I will explain…
Major League Baseball teams retire the uniform numbers of players who they want to honor in perpetuity. The number is displayed somewhere in the ballpark, and no player on that team can ever wear it again.
Doing this requires standards, however, or else the honor becomes diluted and the retired numbers include those that seem increasingly strange and arbitrary as time goes by. The New York Yankees have retired so many uniform numbers that no single digit will ever again grace the back of a Yankee star. Moreover, several of the individuals who sanctified those numbers include players who never were and never will be called “great,” like Bernie Williams, who led the league in exactly one category, once, in his entire career, and whose Similarity Score index contains all very good but not great outfielders, the most similar being Paul O’Neil, a former Yankee star whose uniform is not retired. Another retired Yankee uniform number is that of Roger Maris, who only played for the Yankees for six years, many of them unremarkable. Having one’s uniform retired in the Bronx along with those of Babe, Lou, Mickey and Joe appears to mean “Somebody in charge really liked him.”
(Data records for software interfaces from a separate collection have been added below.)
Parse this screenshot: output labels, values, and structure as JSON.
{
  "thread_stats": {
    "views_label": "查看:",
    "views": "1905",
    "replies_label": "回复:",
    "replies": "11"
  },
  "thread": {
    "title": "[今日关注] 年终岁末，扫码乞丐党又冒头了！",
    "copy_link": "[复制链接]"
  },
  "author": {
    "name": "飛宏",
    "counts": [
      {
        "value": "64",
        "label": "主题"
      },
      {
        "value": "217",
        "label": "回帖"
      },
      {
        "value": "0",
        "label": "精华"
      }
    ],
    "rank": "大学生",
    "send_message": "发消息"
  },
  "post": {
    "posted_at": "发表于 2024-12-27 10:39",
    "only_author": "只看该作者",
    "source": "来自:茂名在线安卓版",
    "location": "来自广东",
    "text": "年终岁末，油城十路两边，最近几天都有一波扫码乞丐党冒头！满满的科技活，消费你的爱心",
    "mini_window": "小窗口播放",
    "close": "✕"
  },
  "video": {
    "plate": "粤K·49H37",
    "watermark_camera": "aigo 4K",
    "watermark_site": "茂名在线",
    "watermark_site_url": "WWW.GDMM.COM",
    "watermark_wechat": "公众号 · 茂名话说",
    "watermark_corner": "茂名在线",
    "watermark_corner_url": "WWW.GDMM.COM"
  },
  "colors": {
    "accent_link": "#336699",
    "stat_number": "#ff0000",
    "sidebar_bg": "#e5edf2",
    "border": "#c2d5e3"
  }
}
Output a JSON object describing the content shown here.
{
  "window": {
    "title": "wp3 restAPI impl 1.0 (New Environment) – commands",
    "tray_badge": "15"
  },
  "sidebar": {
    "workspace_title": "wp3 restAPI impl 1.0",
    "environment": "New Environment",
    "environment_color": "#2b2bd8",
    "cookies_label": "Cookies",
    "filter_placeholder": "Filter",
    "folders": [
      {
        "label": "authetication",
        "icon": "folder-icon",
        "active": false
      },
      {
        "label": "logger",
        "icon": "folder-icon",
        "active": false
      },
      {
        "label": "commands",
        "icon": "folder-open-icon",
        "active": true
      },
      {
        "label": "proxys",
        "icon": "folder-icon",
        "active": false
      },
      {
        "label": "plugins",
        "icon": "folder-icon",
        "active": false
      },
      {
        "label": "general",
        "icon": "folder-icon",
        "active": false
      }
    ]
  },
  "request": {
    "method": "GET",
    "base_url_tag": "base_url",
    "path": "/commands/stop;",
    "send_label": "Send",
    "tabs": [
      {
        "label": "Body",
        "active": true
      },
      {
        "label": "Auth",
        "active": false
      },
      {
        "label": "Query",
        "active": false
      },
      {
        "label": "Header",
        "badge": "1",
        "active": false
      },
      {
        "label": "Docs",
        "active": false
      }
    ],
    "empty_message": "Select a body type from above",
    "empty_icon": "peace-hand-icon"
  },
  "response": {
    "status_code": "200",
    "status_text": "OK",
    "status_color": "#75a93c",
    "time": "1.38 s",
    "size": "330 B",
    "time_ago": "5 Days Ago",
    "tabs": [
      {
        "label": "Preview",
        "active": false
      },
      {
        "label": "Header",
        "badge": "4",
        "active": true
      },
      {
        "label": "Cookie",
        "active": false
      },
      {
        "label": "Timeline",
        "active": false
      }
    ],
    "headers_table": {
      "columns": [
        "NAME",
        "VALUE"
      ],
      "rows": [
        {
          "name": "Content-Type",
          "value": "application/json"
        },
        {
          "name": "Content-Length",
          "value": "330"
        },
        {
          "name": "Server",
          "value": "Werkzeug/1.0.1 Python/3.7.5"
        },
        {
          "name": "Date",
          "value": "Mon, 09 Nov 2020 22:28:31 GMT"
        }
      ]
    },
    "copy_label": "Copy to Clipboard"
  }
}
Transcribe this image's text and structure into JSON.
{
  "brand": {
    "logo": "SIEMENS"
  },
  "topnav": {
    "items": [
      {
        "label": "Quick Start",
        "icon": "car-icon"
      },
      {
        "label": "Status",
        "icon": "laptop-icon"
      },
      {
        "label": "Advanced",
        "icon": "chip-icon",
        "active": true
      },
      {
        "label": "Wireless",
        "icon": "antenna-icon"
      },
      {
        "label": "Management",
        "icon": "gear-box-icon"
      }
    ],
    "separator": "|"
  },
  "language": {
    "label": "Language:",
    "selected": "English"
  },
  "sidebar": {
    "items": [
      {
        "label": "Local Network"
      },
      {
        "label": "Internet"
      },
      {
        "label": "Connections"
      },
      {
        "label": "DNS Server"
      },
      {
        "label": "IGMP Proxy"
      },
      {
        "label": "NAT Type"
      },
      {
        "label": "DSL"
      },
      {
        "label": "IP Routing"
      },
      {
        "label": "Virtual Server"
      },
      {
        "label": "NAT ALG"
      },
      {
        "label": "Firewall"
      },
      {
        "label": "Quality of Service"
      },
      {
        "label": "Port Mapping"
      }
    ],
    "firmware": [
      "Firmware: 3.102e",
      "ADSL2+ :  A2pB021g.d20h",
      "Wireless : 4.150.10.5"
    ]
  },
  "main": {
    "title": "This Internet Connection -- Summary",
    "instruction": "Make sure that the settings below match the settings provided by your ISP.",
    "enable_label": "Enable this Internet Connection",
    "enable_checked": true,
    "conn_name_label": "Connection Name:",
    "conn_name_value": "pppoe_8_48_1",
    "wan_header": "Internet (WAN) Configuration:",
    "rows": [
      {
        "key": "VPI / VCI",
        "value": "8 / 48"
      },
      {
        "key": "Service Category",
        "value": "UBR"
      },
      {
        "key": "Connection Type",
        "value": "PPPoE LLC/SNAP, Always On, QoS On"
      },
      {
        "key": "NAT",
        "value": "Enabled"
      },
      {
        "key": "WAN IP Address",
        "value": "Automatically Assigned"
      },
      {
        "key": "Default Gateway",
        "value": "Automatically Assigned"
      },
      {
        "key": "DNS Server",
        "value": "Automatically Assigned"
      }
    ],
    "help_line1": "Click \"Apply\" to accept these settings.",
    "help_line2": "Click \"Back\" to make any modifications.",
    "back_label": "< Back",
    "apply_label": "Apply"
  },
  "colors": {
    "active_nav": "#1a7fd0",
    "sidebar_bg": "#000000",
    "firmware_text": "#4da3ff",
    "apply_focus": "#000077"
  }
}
Well, at least that’s a standard that is easy to maintain.
The Boston Red Sox, in contrast, were not going to have a retired uniform glut. The franchise established an iron set of criteria for the honor, with three prongs:
1. The player must be an inarguable Red Sox great who played at least 10 years with the team.
2. The player must be an elected member of the Baseball Hall of Fame in Cooperstown.
3. The player must retire as a member of the Red Sox.
Today the Red Sox are retiring the number of David Ortiz, who retired himself at the end of last season. While he might well be voted into the Hall of Fame, he may not, for complex and controversial reasons. The Red Sox, who could reasonably argue that Ortiz has been the most popular and important player in the team’s history (though Ted Williams was the best) rightly concluded that to delegate to the Hall of Fame voters the determination of whether Ortiz’s #34 would be retired with lesser Boston heroes made no sense. Thus his uniform number will momentarily obliterate that second prong, which had already been waived once. In that case, the beneficiary was Johnny Pesky, a classic anomaly and line-blurrer. Continue reading